Another Way to Observe Holidays: 'Buy Nothing Day'

As consumers swarm malls the day after Thanksgiving, some argue that Americans should refrain from the holiday spending spree. Kalle Lasn is the creator of "Buy Nothing Day" — a campaign to counter the "Black Friday" shopping rush.

Copyright © 2005 NPR. For personal, noncommercial use only. See Terms of Use. For other uses, prior permission required.

RENEE MONTAGNE, host:

Of course, you could buy nothing today. That's the argument Kalle Lasn has been trying to make for more than a decade. He's the creator of Buy Nothing Day, a campaign to counter the day after Thanksgiving shopping rush.

Mr. KALLE LASN (Creator, Buy Nothing Day): I think that we can solve our ecological and our psychological and our political problems by just starting to consume less. One of the great slogans that I just love is this slogan that says, `The more you consume, the less you live.'

MONTAGNE: Heady stuff for the shopping set, but Lasn says that's the point.

Mr. LASN: It is a very personal day. Today when you make a personal pact with yourself and you say, `OK, I'm going to try this. I'm going to--I'll refuse to buy anything for 24 hours. I'm going on a consumer fast.' And then, all of a sudden, you have your first impulse to buy. Suddenly, you want a coffee or you want a Mars bar or something, and suddenly, you realize how difficult it actually is to suppress this impulse to buy. You suffer actually, and you--some people even sweat and they have a little battle of the mind with themselves.

MONTAGNE: To observe Buy Nothing Day, some have suggested you could borrow a dog and take it for a walk, or you could volunteer or take up jogging.

Mr. LASN: The very best thing to do is you have to take a deep breath, not go shopping and then let the best idea come to you naturally, spontaneously. And that's the best idea, better than anything on a list.

MONTAGNE: Kalle Lasn, who came up with Buy Nothing Day, is editor-in-chief of Adbusters magazine. He spoke to us from Vancouver, Canada. This is MORNING EDITION from NPR News. I'm Renee Montagne.

Copyright © 2005 NPR. All rights reserved. No quotes from the materials contained herein may be used in any media without attribution to NPR. This transcript is provided for personal, noncommercial use only, pursuant to our Terms of Use. Any other use requires NPR's prior permission. Visit our permissions page for further information.

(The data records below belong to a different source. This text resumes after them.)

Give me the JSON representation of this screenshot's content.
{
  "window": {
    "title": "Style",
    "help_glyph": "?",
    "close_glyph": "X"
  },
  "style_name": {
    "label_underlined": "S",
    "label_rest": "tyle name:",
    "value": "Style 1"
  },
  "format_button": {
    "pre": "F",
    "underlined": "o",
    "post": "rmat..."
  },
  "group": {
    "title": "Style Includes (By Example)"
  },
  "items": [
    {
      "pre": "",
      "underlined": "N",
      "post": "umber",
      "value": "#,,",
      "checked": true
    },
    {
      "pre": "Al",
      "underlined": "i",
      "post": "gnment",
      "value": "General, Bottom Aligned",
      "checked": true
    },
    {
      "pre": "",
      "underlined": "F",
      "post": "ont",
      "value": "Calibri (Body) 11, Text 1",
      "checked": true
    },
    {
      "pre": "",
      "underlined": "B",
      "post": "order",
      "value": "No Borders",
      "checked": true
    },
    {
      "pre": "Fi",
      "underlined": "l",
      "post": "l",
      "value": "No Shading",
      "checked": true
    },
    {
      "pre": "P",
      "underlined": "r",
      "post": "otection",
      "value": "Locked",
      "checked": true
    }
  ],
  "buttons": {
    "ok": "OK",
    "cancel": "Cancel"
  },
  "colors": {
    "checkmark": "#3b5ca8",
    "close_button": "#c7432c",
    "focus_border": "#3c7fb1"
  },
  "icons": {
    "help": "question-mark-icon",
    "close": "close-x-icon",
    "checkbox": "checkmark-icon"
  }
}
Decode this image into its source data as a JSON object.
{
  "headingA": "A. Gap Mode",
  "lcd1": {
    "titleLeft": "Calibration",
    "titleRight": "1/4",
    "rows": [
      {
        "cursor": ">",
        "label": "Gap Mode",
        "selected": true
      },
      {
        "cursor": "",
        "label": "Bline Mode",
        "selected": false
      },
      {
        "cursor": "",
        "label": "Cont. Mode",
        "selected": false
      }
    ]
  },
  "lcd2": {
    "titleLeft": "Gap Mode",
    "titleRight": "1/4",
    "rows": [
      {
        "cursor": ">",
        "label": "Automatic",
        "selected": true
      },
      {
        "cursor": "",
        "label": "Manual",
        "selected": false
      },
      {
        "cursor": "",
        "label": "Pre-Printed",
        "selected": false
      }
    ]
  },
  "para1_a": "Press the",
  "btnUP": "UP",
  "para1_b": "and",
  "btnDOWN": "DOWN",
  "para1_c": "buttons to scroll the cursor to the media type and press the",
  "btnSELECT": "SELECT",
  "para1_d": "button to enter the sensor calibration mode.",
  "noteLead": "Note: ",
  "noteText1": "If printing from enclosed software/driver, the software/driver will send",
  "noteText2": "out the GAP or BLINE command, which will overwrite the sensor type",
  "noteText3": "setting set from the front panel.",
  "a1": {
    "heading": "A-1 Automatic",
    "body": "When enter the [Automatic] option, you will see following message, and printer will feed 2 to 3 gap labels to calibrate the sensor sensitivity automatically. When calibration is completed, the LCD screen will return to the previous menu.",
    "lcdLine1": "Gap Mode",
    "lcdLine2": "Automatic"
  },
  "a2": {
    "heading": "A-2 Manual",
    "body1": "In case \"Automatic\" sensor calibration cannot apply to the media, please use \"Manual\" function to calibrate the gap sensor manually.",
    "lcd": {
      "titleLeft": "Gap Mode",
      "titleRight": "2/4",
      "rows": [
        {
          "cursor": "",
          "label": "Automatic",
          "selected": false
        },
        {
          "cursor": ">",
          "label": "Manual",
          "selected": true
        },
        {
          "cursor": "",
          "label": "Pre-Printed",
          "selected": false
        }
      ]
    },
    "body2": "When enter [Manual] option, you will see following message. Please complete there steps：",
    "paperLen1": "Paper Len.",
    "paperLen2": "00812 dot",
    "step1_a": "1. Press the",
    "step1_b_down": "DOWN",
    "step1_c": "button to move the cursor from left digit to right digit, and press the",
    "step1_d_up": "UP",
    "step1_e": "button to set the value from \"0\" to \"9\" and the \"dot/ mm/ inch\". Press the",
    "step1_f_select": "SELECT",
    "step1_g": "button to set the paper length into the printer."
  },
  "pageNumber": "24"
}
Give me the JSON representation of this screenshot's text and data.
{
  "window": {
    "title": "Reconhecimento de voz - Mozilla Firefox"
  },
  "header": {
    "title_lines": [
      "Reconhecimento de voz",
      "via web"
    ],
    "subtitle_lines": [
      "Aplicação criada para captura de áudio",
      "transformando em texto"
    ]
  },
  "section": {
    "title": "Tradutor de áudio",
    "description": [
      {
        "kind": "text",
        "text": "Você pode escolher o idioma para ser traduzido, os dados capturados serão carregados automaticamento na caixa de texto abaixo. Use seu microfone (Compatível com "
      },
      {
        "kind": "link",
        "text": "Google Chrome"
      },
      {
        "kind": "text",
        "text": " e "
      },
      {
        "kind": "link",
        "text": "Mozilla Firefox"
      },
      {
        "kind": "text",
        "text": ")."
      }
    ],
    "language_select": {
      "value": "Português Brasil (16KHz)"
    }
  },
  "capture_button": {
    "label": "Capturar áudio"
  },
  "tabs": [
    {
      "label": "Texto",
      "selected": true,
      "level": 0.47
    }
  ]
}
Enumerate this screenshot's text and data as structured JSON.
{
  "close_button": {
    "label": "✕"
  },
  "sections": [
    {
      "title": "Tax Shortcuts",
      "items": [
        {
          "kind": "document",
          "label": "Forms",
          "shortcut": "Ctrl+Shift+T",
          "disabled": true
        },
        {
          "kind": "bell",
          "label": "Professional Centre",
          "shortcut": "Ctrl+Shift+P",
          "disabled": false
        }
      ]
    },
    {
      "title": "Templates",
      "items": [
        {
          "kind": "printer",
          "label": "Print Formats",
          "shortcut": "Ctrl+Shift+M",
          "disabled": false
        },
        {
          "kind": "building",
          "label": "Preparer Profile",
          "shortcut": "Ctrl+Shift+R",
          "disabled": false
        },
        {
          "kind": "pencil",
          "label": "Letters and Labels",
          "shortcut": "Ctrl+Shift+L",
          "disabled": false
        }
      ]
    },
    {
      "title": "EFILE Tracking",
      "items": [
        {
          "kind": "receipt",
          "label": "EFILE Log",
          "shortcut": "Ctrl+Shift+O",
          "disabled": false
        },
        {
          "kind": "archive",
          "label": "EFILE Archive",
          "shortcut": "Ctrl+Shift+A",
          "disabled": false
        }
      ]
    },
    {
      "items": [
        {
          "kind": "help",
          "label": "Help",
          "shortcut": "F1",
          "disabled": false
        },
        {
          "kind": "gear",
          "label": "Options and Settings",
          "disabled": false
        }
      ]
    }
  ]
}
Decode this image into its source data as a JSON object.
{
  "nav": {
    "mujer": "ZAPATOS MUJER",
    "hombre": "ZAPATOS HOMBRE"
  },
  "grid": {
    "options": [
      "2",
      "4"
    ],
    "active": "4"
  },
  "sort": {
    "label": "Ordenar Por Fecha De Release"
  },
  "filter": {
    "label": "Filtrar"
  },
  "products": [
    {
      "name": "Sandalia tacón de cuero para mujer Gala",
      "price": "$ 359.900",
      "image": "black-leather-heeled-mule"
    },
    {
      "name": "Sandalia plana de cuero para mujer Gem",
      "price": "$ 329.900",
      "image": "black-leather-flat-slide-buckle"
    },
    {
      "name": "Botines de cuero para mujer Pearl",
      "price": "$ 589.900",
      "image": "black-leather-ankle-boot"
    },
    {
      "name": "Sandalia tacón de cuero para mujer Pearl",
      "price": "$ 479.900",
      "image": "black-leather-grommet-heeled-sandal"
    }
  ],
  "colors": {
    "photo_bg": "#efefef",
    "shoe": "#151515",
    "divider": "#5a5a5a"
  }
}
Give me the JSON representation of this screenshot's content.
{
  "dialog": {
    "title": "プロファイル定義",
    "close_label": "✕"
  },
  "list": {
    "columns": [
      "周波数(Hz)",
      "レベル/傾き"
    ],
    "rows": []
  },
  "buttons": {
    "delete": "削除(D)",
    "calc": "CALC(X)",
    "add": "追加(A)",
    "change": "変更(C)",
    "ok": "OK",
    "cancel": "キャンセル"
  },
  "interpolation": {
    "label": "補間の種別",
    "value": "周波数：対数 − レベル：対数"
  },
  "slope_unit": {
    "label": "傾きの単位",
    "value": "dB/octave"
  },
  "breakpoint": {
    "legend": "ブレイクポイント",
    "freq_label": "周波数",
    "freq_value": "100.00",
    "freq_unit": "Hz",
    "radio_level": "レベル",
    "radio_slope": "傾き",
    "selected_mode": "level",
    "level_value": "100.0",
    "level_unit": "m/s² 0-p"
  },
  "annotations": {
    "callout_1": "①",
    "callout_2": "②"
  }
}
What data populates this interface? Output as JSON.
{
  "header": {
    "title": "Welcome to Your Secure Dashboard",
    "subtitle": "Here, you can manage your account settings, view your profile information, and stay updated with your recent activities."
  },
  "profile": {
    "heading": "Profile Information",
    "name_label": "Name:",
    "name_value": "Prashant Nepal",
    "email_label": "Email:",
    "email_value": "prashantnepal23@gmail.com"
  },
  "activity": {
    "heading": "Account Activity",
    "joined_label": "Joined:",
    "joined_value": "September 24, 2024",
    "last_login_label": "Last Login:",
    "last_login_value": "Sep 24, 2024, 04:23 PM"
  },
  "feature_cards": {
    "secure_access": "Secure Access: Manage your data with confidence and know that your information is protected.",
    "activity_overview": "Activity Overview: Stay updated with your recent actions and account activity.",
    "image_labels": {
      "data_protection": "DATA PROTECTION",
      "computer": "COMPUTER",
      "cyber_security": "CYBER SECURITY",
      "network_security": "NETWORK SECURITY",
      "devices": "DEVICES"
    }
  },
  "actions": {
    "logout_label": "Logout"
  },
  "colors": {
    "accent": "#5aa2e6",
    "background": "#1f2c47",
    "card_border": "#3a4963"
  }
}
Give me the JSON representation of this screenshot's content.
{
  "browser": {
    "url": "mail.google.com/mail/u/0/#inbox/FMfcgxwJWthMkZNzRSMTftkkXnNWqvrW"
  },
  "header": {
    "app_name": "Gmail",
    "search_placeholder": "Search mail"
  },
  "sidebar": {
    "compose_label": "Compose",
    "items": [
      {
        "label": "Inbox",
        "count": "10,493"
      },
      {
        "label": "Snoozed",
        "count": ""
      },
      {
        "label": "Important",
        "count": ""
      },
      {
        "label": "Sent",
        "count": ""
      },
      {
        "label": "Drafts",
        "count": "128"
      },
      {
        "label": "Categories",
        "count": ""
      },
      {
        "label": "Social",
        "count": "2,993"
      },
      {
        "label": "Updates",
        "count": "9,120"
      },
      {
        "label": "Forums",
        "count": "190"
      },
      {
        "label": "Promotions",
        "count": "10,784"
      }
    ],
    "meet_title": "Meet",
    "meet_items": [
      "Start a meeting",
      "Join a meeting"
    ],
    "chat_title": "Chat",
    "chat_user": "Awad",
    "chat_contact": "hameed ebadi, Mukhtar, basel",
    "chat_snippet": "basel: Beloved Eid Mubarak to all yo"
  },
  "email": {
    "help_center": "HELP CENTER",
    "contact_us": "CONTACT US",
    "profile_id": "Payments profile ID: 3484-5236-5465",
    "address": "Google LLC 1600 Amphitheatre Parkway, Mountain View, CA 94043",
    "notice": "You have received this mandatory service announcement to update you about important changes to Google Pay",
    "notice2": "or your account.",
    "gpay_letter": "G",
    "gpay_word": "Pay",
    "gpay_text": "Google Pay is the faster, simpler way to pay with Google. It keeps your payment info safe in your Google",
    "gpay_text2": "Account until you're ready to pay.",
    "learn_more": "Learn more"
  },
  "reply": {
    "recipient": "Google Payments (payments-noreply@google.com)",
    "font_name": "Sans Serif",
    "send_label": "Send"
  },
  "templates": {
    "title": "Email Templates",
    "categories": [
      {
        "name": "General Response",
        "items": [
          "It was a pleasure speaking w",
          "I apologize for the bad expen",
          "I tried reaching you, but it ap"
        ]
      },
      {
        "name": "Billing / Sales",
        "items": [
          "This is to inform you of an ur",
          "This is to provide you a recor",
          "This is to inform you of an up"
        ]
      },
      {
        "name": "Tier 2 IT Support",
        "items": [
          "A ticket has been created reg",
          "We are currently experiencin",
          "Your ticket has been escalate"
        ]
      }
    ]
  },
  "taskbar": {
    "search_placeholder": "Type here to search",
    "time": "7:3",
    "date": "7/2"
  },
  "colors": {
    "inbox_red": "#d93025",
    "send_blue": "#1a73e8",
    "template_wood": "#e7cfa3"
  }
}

NPR transcripts are created on a rush deadline by a contractor for NPR, and accuracy and availability may vary. This text may not be in its final form and may be updated or revised in the future. Please be aware that the authoritative record of NPR's programming is the audio.

Comments

 

Please keep your community civil. All comments must follow the NPR.org Community rules and terms of use, and will be moderated prior to posting. NPR reserves the right to use the comments we receive, in whole or in part, and to use the commenter's name and location, in any medium. See also the Terms of Use, Privacy Policy and Community FAQ.